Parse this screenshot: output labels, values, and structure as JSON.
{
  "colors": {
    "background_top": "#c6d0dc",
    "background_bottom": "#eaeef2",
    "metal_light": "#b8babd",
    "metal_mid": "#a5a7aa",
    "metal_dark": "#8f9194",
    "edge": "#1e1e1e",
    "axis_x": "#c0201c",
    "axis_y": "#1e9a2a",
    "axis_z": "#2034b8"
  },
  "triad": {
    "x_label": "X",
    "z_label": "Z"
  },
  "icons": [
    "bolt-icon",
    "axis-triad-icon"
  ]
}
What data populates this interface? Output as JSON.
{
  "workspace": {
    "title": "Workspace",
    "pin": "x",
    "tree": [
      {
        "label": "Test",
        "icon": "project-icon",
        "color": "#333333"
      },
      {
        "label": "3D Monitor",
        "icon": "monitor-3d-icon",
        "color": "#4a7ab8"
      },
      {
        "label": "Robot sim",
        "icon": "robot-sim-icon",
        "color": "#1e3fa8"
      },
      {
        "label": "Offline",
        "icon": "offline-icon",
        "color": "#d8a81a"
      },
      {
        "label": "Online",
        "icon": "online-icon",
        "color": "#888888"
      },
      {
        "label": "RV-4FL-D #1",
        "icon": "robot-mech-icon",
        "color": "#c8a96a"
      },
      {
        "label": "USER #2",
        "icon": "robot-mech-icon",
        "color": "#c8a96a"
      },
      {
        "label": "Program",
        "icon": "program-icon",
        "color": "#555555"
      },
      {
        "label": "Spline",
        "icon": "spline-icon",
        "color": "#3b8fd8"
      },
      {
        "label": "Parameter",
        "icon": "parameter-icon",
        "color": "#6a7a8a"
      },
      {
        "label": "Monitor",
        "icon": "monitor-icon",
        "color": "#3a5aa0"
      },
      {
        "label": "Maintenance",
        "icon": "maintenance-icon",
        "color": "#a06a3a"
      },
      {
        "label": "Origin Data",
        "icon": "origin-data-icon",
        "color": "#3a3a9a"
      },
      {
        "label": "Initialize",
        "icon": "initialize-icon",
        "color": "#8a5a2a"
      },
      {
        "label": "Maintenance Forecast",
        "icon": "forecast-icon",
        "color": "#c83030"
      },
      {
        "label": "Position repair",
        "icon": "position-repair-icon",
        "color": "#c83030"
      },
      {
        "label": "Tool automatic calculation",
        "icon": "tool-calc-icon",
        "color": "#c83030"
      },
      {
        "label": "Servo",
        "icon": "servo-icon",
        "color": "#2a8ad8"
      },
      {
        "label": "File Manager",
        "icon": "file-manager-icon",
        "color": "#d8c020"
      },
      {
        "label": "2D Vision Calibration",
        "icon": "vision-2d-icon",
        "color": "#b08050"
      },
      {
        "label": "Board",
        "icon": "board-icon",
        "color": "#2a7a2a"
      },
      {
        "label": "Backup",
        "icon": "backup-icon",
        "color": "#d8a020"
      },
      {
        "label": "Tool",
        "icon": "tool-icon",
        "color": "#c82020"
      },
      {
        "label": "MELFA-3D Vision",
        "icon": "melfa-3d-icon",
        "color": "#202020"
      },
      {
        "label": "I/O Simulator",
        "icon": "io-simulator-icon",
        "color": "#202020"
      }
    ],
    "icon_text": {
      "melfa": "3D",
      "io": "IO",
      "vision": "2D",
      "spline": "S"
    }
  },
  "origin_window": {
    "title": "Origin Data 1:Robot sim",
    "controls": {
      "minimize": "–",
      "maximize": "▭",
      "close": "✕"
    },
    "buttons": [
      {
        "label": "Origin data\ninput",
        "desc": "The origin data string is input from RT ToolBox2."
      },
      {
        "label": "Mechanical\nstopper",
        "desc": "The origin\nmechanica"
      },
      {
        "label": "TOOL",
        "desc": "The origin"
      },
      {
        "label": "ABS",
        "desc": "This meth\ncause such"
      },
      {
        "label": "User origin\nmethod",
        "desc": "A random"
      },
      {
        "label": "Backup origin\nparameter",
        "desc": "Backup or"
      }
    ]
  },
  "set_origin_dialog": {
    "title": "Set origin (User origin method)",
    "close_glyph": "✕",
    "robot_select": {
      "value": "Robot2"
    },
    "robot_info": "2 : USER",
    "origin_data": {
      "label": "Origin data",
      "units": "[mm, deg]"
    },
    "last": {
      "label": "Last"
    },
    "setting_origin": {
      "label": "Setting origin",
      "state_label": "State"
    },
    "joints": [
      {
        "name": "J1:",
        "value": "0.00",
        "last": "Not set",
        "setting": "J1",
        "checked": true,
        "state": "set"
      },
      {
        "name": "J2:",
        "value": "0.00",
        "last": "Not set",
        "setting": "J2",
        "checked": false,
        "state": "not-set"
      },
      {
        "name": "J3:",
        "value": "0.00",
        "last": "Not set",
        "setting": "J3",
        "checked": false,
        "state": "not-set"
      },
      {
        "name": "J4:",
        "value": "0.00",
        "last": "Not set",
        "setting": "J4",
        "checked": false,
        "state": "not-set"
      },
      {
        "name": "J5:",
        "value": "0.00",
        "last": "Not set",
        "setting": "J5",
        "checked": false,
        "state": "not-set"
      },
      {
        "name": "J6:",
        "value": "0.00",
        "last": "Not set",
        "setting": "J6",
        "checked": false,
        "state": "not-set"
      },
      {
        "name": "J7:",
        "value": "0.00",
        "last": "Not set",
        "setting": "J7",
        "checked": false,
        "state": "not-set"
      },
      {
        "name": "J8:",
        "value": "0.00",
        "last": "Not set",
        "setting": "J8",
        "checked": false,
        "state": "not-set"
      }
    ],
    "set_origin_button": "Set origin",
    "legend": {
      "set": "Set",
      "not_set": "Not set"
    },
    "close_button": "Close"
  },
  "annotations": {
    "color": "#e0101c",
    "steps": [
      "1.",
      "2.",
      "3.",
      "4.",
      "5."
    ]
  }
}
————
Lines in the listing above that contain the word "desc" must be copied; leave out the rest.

◆ Answer area
        "desc": "The origin data string is input from RT ToolBox2."
        "desc": "The origin\nmechanica"
        "desc": "The origin"
        "desc": "This meth\ncause such"
        "desc": "A random"
        "desc": "Backup or"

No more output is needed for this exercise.